  • The authorities in some countries do not protect international trademarks registered with the Madrid Protocol to the same extent as locally registered trademarks.
  • Your trademark registration may meet some legal issues once it reaches an individual trademark office.
  • You may need to hire local legal counsel if office actions or oppositions are issued through a country's trademark office.

The Examination and Approval Process:

WIPO only conducts a formal examination of your application and, once approved, records your mark in the International Register and in the WIPO Gazette of International Marks. You will be sent a certificate of international registration and WIPO will then notify the IP Offices in all the territories that you have applied for a trademark in and send your application on to them.
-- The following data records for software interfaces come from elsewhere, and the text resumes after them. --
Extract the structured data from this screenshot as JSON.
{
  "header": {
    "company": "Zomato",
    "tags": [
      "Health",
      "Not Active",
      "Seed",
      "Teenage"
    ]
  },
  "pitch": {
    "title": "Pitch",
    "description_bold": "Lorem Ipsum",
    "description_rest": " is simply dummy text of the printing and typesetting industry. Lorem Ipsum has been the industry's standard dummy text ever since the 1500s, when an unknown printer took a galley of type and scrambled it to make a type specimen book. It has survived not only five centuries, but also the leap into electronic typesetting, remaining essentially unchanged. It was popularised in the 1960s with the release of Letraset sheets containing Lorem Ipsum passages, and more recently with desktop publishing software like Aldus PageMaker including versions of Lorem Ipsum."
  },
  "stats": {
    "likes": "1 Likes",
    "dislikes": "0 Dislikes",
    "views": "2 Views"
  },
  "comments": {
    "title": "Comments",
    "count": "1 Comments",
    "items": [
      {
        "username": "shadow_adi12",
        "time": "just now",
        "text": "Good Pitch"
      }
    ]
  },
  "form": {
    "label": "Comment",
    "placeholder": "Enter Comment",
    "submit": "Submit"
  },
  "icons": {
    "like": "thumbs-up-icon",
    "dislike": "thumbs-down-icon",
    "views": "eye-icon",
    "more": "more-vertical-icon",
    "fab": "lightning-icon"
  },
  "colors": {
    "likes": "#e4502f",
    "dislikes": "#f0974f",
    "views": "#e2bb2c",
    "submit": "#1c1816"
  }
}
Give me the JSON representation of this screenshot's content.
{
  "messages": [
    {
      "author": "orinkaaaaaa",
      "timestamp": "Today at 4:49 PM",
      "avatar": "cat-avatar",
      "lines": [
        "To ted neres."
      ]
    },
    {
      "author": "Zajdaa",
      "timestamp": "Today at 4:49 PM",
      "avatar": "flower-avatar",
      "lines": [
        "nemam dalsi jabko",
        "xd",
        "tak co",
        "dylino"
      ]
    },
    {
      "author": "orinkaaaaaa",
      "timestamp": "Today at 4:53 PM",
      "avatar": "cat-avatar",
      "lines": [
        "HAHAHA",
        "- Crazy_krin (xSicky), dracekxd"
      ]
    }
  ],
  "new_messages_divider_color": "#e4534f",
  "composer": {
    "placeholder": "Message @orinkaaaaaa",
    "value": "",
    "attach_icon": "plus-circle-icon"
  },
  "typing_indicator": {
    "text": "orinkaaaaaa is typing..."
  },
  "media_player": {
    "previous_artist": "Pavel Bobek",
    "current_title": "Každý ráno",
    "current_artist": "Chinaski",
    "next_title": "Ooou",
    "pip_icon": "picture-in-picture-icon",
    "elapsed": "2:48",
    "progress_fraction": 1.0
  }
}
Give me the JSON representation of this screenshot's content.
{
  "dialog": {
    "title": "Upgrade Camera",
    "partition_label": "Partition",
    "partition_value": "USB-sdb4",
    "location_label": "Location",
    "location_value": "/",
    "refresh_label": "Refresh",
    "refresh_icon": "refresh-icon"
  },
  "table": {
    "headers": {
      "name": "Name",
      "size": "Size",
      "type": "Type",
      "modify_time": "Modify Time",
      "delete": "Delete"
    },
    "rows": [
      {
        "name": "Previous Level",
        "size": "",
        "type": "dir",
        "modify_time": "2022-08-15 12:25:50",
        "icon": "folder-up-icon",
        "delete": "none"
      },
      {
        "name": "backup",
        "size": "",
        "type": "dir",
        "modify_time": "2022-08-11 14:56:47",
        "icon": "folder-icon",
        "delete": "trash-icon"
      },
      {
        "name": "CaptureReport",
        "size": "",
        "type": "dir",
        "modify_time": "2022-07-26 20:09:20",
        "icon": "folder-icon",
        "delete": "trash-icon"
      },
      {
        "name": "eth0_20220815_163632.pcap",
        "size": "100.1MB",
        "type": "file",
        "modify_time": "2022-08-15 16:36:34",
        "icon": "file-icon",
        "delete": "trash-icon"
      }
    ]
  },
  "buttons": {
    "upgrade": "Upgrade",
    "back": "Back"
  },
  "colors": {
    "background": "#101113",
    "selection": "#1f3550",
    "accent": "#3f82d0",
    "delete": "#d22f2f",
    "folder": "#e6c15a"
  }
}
The IP Offices will make a decision within 12 to 18 months, in accordance with their legislation. WIPO then records their decisions in the International Register and will notify you. If an IP Office refuses to protect your mark, it will not influence the decisions of the other IP Offices and you can contest the refusal directly before the IP Office concerned.

International trademark registration is valid for 10 years and can be renewed at the end of the 10-year period directly through WIPO.

The Effects of International Trademark Registration:

From the date of international registration, the protection of a mark registered through the Madrid Protocol is exactly the same as if it had been registered at the IP Office of the Contracting Party. However, a Contracting Party may decide to limit the trademark protection with regard to some or all of the goods or services or may decide to renounce the trademark protection with regard to some or all of the goods or services. This will only affect the territories of the Contracting Party and will not influence the decisions of any other Contracting Parties designated in the international application.


What did the Madrid Protocol do?

The Madrid Protocol is an international treaty that allows business owners to apply for trademark registration in any of the countries that have joined the Madrid Protocol.

Which countries are in the Madrid Protocol?

The Madrid Union currently has 106 members, covering 122 countries. You can see a list of the Contracting Parties on the WIPO website.

When was the Madrid Protocol signed?

The Madrid Agreement Concerning the International Registration of Marks entered into force in 1892 and the Protocol Relating to the Madrid Agreement came into operation on April 1, 1996.

What is a global trademark?

There is no such thing as a global trademark. However, you can apply for an international trademark in multiple countries through the Madrid Protocol.

Is China part of the Madrid Protocol?

Yes, but China does not always acknowledge international applications filed through the Madrid Protocol. In this case, it is better to apply at the Chinese Trademark Office.

Is Canada part of the Madrid Protocol?

Yes. Canada joined the Madrid Protocol in March 2019 and the treaties entered into force in Canada on June 17, 2019.

What is WIPO?

WIPO, or World Intellectual Property Organization, is a self-funding agency of the UN and the global forum for intellectual property services, policy, information, and cooperation.

What is the duration of an international trademark registration under the Madrid Protocol?

International trademark registration is valid for 10 years and can be renewed at the end of the 10-year period directly through WIPO.

Is Hong Kong part of the Madrid Protocol?

Not yet. The Madrid Protocol is only expected to apply to the Hong Kong Special Administrative area in 2020.